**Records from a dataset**
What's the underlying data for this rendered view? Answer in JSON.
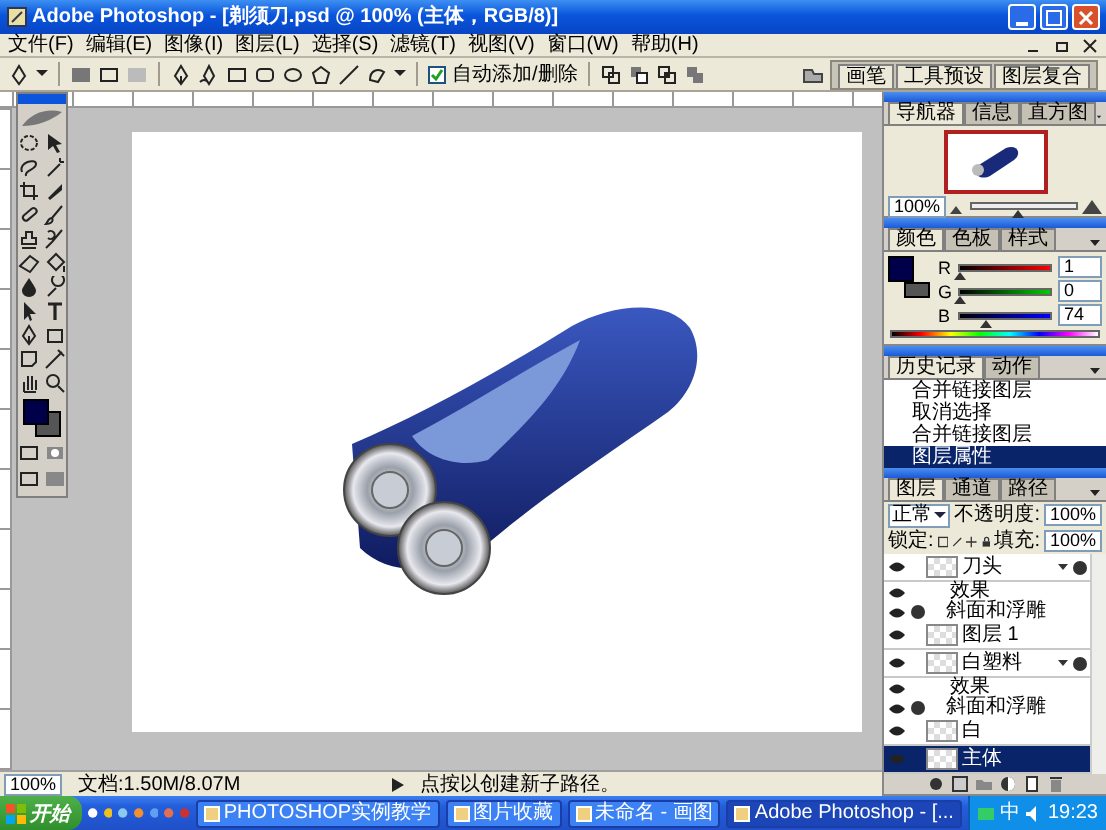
{
  "window": {
    "title": "Adobe Photoshop - [剃须刀.psd @ 100% (主体，RGB/8)]"
  },
  "menu": [
    "文件(F)",
    "编辑(E)",
    "图像(I)",
    "图层(L)",
    "选择(S)",
    "滤镜(T)",
    "视图(V)",
    "窗口(W)",
    "帮助(H)"
  ],
  "options_bar": {
    "auto_add_delete": {
      "label": "自动添加/删除",
      "checked": true
    },
    "palette_tabs": [
      "画笔",
      "工具预设",
      "图层复合"
    ]
  },
  "navigator": {
    "tabs": [
      {
        "label": "导航器",
        "selected": true
      },
      {
        "label": "信息",
        "selected": false
      },
      {
        "label": "直方图",
        "selected": false
      }
    ],
    "zoom": "100%",
    "level": 0.45
  },
  "color": {
    "tabs": [
      {
        "label": "颜色",
        "selected": true
      },
      {
        "label": "色板",
        "selected": false
      },
      {
        "label": "样式",
        "selected": false
      }
    ],
    "channels": [
      {
        "name": "R",
        "value": "1",
        "level": 0.004
      },
      {
        "name": "G",
        "value": "0",
        "level": 0
      },
      {
        "name": "B",
        "value": "74",
        "level": 0.29
      }
    ]
  },
  "history": {
    "tabs": [
      {
        "label": "历史记录",
        "selected": true
      },
      {
        "label": "动作",
        "selected": false
      }
    ],
    "items": [
      {
        "label": "合并链接图层",
        "selected": false
      },
      {
        "label": "取消选择",
        "selected": false
      },
      {
        "label": "合并链接图层",
        "selected": false
      },
      {
        "label": "图层属性",
        "selected": true
      }
    ]
  },
  "layers": {
    "tabs": [
      {
        "label": "图层",
        "selected": true
      },
      {
        "label": "通道",
        "selected": false
      },
      {
        "label": "路径",
        "selected": false
      }
    ],
    "blend_mode": "正常",
    "opacity_label": "不透明度:",
    "opacity": "100%",
    "lock_label": "锁定:",
    "fill_label": "填充:",
    "fill": "100%",
    "items": [
      {
        "name": "刀头",
        "selected": false,
        "effects": {
          "label": "效果",
          "items": [
            "斜面和浮雕"
          ]
        }
      },
      {
        "name": "图层 1",
        "selected": false
      },
      {
        "name": "白塑料",
        "selected": false,
        "effects": {
          "label": "效果",
          "items": [
            "斜面和浮雕"
          ]
        }
      },
      {
        "name": "白",
        "selected": false
      },
      {
        "name": "主体",
        "selected": true
      }
    ]
  },
  "status_bar": {
    "zoom": "100%",
    "doc": "文档:1.50M/8.07M",
    "hint": "点按以创建新子路径。"
  },
  "taskbar": {
    "start": "开始",
    "tasks": [
      {
        "label": "PHOTOSHOP实例教学",
        "selected": false
      },
      {
        "label": "图片收藏",
        "selected": false
      },
      {
        "label": "未命名 - 画图",
        "selected": false
      },
      {
        "label": "Adobe Photoshop - [...",
        "selected": true
      }
    ],
    "ime": "中",
    "clock": "19:23"
  }
}
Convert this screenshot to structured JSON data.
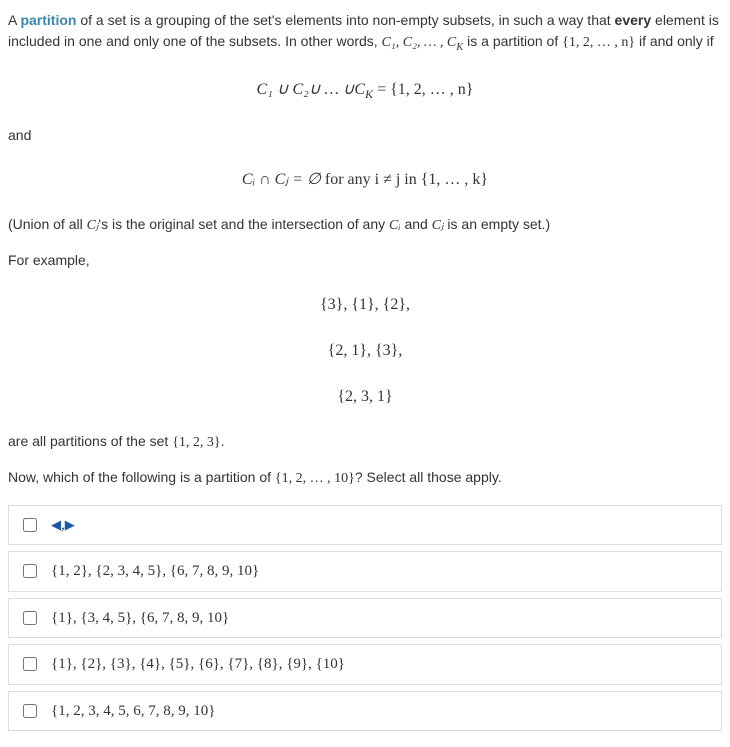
{
  "intro": {
    "prefix": "A ",
    "partition_word": "partition",
    "text1": " of a set is a grouping of the set's elements into non-empty subsets, in such a way that ",
    "every": "every",
    "text2": " element is included in one and only one of the subsets. In other words, ",
    "seq1": "C₁, C₂, … , C",
    "seq1_sub": "K",
    "text3": " is a partition of ",
    "set1": "{1, 2, … , n}",
    "text4": " if and only if"
  },
  "eq1": "C₁ ∪ C₂∪ … ∪C",
  "eq1_sub": "K",
  "eq1_rhs": " = {1, 2, … , n}",
  "and": "and",
  "eq2_lhs": "Cᵢ ∩ Cⱼ = ∅",
  "eq2_rhs": "   for any i ≠ j in {1, … , k}",
  "note": {
    "t1": "(Union of all ",
    "cj": "Cⱼ",
    "t2": "'s is the original set and the intersection of any ",
    "ci": "Cᵢ",
    "t3": " and ",
    "cj2": "Cⱼ",
    "t4": " is an empty set.)"
  },
  "for_example": "For example,",
  "ex1": "{3}, {1}, {2},",
  "ex2": "{2, 1}, {3},",
  "ex3": "{2, 3, 1}",
  "after_examples": {
    "t1": "are all partitions of the set ",
    "set": "{1, 2, 3}",
    "t2": "."
  },
  "question": {
    "t1": "Now, which of the following is a partition of ",
    "set": "{1, 2, … , 10}",
    "t2": "? Select all those apply."
  },
  "options": [
    "",
    "{1, 2}, {2, 3, 4, 5}, {6, 7, 8, 9, 10}",
    "{1}, {3, 4, 5}, {6, 7, 8, 9, 10}",
    "{1}, {2}, {3}, {4}, {5}, {6}, {7}, {8}, {9}, {10}",
    "{1, 2, 3, 4, 5, 6, 7, 8, 9, 10}"
  ]
}
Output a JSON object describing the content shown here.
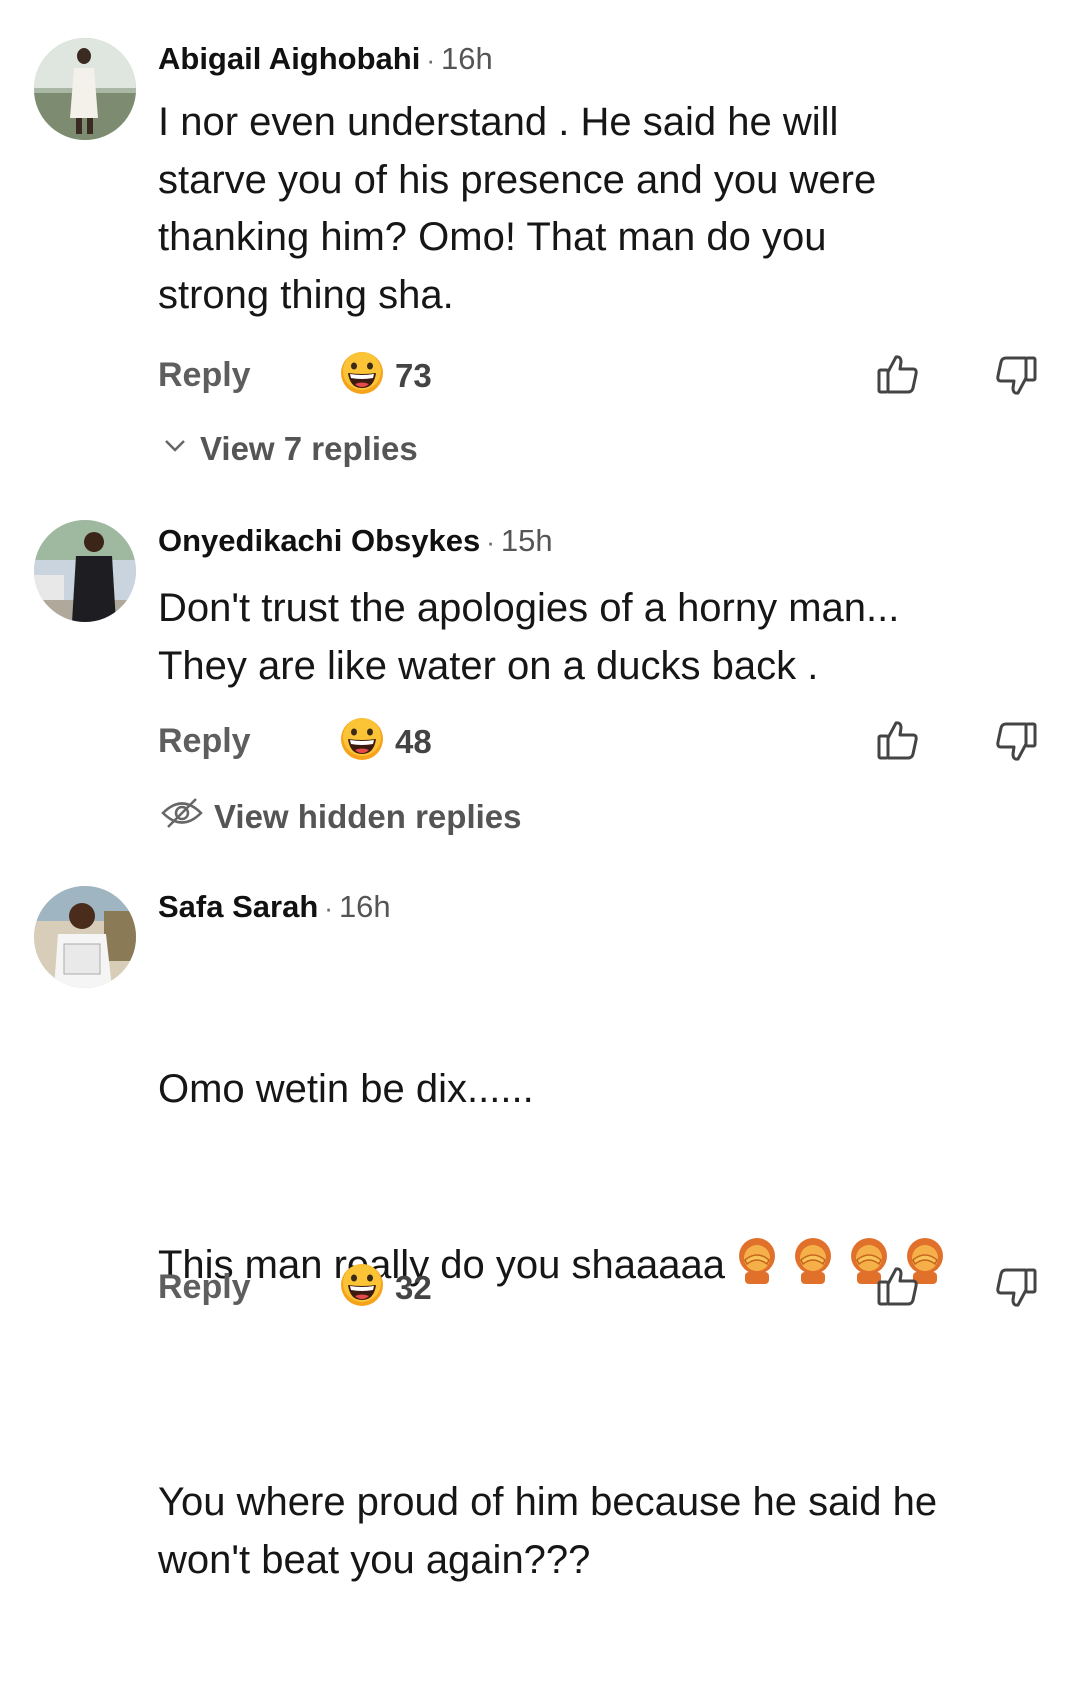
{
  "comments": [
    {
      "author": "Abigail Aighobahi",
      "time": "16h",
      "text": "I nor even understand . He said he will\nstarve you of his presence and you were\nthanking him? Omo! That man do you\nstrong thing sha.",
      "reply_label": "Reply",
      "reaction_count": "73",
      "replies_label": "View 7 replies"
    },
    {
      "author": "Onyedikachi Obsykes",
      "time": "15h",
      "text": "Don't trust the apologies of a horny man...\nThey are like water on a ducks back .",
      "reply_label": "Reply",
      "reaction_count": "48",
      "replies_label": "View hidden replies"
    },
    {
      "author": "Safa Sarah",
      "time": "16h",
      "text_line1": "Omo wetin be dix......",
      "text_line2": "This man really do you shaaaaa",
      "text_line3": "You where proud of him because he said he\nwon't beat you again???",
      "reply_label": "Reply",
      "reaction_count": "32"
    }
  ],
  "colors": {
    "reaction_emoji": "#f7a21b",
    "muted": "#5e5e5e"
  },
  "icons": [
    "grinning-emoji-icon",
    "thumbs-up-icon",
    "thumbs-down-icon",
    "chevron-down-icon",
    "eye-off-icon",
    "facepalm-emoji-icon"
  ]
}
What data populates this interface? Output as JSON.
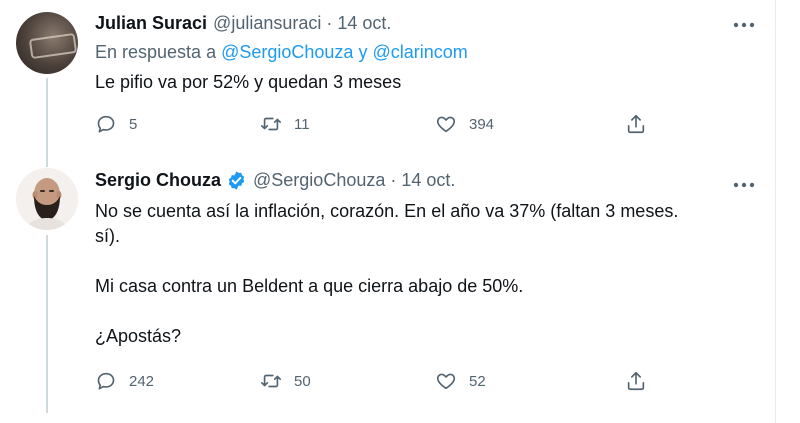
{
  "tweets": [
    {
      "name": "Julian Suraci",
      "handle": "@juliansuraci",
      "separator": "·",
      "date": "14 oct.",
      "reply_prefix": "En respuesta a",
      "reply_user1": "@SergioChouza",
      "reply_and": "y",
      "reply_user2": "@clarincom",
      "text": "Le pifio va por 52% y quedan 3 meses",
      "replies": "5",
      "retweets": "11",
      "likes": "394"
    },
    {
      "name": "Sergio Chouza",
      "verified": true,
      "handle": "@SergioChouza",
      "separator": "·",
      "date": "14 oct.",
      "text": "No se cuenta así la inflación, corazón. En el año va 37% (faltan 3 meses.\nsí).\n\nMi casa contra un Beldent a que cierra abajo de 50%.\n\n¿Apostás?",
      "replies": "242",
      "retweets": "50",
      "likes": "52"
    }
  ],
  "colors": {
    "text": "#0f1419",
    "secondary": "#536471",
    "link": "#1d9bf0",
    "verified": "#1d9bf0",
    "thread_line": "#cfd9de"
  },
  "icons": [
    "reply-icon",
    "retweet-icon",
    "like-icon",
    "share-icon",
    "more-icon",
    "verified-badge-icon"
  ]
}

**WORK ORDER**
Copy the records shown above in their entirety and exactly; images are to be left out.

**RESPONSE AREA**
What's the underlying data for this rendered view? Answer in JSON.
{
  "window": {
    "title": "Adobe Photoshop - [剃须刀.psd @ 100% (主体，RGB/8)]"
  },
  "menu": [
    "文件(F)",
    "编辑(E)",
    "图像(I)",
    "图层(L)",
    "选择(S)",
    "滤镜(T)",
    "视图(V)",
    "窗口(W)",
    "帮助(H)"
  ],
  "options_bar": {
    "auto_add_delete": {
      "label": "自动添加/删除",
      "checked": true
    },
    "palette_tabs": [
      "画笔",
      "工具预设",
      "图层复合"
    ]
  },
  "navigator": {
    "tabs": [
      {
        "label": "导航器",
        "selected": true
      },
      {
        "label": "信息",
        "selected": false
      },
      {
        "label": "直方图",
        "selected": false
      }
    ],
    "zoom": "100%",
    "level": 0.45
  },
  "color": {
    "tabs": [
      {
        "label": "颜色",
        "selected": true
      },
      {
        "label": "色板",
        "selected": false
      },
      {
        "label": "样式",
        "selected": false
      }
    ],
    "channels": [
      {
        "name": "R",
        "value": "1",
        "level": 0.004
      },
      {
        "name": "G",
        "value": "0",
        "level": 0
      },
      {
        "name": "B",
        "value": "74",
        "level": 0.29
      }
    ]
  },
  "history": {
    "tabs": [
      {
        "label": "历史记录",
        "selected": true
      },
      {
        "label": "动作",
        "selected": false
      }
    ],
    "items": [
      {
        "label": "合并链接图层",
        "selected": false
      },
      {
        "label": "取消选择",
        "selected": false
      },
      {
        "label": "合并链接图层",
        "selected": false
      },
      {
        "label": "图层属性",
        "selected": true
      }
    ]
  },
  "layers": {
    "tabs": [
      {
        "label": "图层",
        "selected": true
      },
      {
        "label": "通道",
        "selected": false
      },
      {
        "label": "路径",
        "selected": false
      }
    ],
    "blend_mode": "正常",
    "opacity_label": "不透明度:",
    "opacity": "100%",
    "lock_label": "锁定:",
    "fill_label": "填充:",
    "fill": "100%",
    "items": [
      {
        "name": "刀头",
        "selected": false,
        "effects": {
          "label": "效果",
          "items": [
            "斜面和浮雕"
          ]
        }
      },
      {
        "name": "图层 1",
        "selected": false
      },
      {
        "name": "白塑料",
        "selected": false,
        "effects": {
          "label": "效果",
          "items": [
            "斜面和浮雕"
          ]
        }
      },
      {
        "name": "白",
        "selected": false
      },
      {
        "name": "主体",
        "selected": true
      }
    ]
  },
  "status_bar": {
    "zoom": "100%",
    "doc": "文档:1.50M/8.07M",
    "hint": "点按以创建新子路径。"
  },
  "taskbar": {
    "start": "开始",
    "tasks": [
      {
        "label": "PHOTOSHOP实例教学",
        "selected": false
      },
      {
        "label": "图片收藏",
        "selected": false
      },
      {
        "label": "未命名 - 画图",
        "selected": false
      },
      {
        "label": "Adobe Photoshop - [...",
        "selected": true
      }
    ],
    "ime": "中",
    "clock": "19:23"
  }
}
Convert this screenshot to structured JSON data.
{
  "intro": {
    "prefix": "A ",
    "partition_word": "partition",
    "text1": " of a set is a grouping of the set's elements into non-empty subsets, in such a way that ",
    "every": "every",
    "text2": " element is included in one and only one of the subsets. In other words, ",
    "seq1": "C₁, C₂, … , C",
    "seq1_sub": "K",
    "text3": " is a partition of ",
    "set1": "{1, 2, … , n}",
    "text4": " if and only if"
  },
  "eq1": "C₁ ∪ C₂∪ … ∪C",
  "eq1_sub": "K",
  "eq1_rhs": " = {1, 2, … , n}",
  "and": "and",
  "eq2_lhs": "Cᵢ ∩ Cⱼ = ∅",
  "eq2_rhs": "   for any i ≠ j in {1, … , k}",
  "note": {
    "t1": "(Union of all ",
    "cj": "Cⱼ",
    "t2": "'s is the original set and the intersection of any ",
    "ci": "Cᵢ",
    "t3": " and ",
    "cj2": "Cⱼ",
    "t4": " is an empty set.)"
  },
  "for_example": "For example,",
  "ex1": "{3}, {1}, {2},",
  "ex2": "{2, 1}, {3},",
  "ex3": "{2, 3, 1}",
  "after_examples": {
    "t1": "are all partitions of the set ",
    "set": "{1, 2, 3}",
    "t2": "."
  },
  "question": {
    "t1": "Now, which of the following is a partition of ",
    "set": "{1, 2, … , 10}",
    "t2": "? Select all those apply."
  },
  "options": [
    "",
    "{1, 2}, {2, 3, 4, 5}, {6, 7, 8, 9, 10}",
    "{1}, {3, 4, 5}, {6, 7, 8, 9, 10}",
    "{1}, {2}, {3}, {4}, {5}, {6}, {7}, {8}, {9}, {10}",
    "{1, 2, 3, 4, 5, 6, 7, 8, 9, 10}"
  ]
}
Output a JSON object describing the content shown here.
{
  "comments": [
    {
      "author": "Abigail Aighobahi",
      "time": "16h",
      "text": "I nor even understand . He said he will\nstarve you of his presence and you were\nthanking him? Omo! That man do you\nstrong thing sha.",
      "reply_label": "Reply",
      "reaction_count": "73",
      "replies_label": "View 7 replies"
    },
    {
      "author": "Onyedikachi Obsykes",
      "time": "15h",
      "text": "Don't trust the apologies of a horny man...\nThey are like water on a ducks back .",
      "reply_label": "Reply",
      "reaction_count": "48",
      "replies_label": "View hidden replies"
    },
    {
      "author": "Safa Sarah",
      "time": "16h",
      "text_line1": "Omo wetin be dix......",
      "text_line2": "This man really do you shaaaaa",
      "text_line3": "You where proud of him because he said he\nwon't beat you again???",
      "reply_label": "Reply",
      "reaction_count": "32"
    }
  ],
  "colors": {
    "reaction_emoji": "#f7a21b",
    "muted": "#5e5e5e"
  },
  "icons": [
    "grinning-emoji-icon",
    "thumbs-up-icon",
    "thumbs-down-icon",
    "chevron-down-icon",
    "eye-off-icon",
    "facepalm-emoji-icon"
  ]
}
What data populates this interface? Output as JSON.
{
  "tweets": [
    {
      "name": "Julian Suraci",
      "handle": "@juliansuraci",
      "separator": "·",
      "date": "14 oct.",
      "reply_prefix": "En respuesta a",
      "reply_user1": "@SergioChouza",
      "reply_and": "y",
      "reply_user2": "@clarincom",
      "text": "Le pifio va por 52% y quedan 3 meses",
      "replies": "5",
      "retweets": "11",
      "likes": "394"
    },
    {
      "name": "Sergio Chouza",
      "verified": true,
      "handle": "@SergioChouza",
      "separator": "·",
      "date": "14 oct.",
      "text": "No se cuenta así la inflación, corazón. En el año va 37% (faltan 3 meses.\nsí).\n\nMi casa contra un Beldent a que cierra abajo de 50%.\n\n¿Apostás?",
      "replies": "242",
      "retweets": "50",
      "likes": "52"
    }
  ],
  "colors": {
    "text": "#0f1419",
    "secondary": "#536471",
    "link": "#1d9bf0",
    "verified": "#1d9bf0",
    "thread_line": "#cfd9de"
  },
  "icons": [
    "reply-icon",
    "retweet-icon",
    "like-icon",
    "share-icon",
    "more-icon",
    "verified-badge-icon"
  ]
}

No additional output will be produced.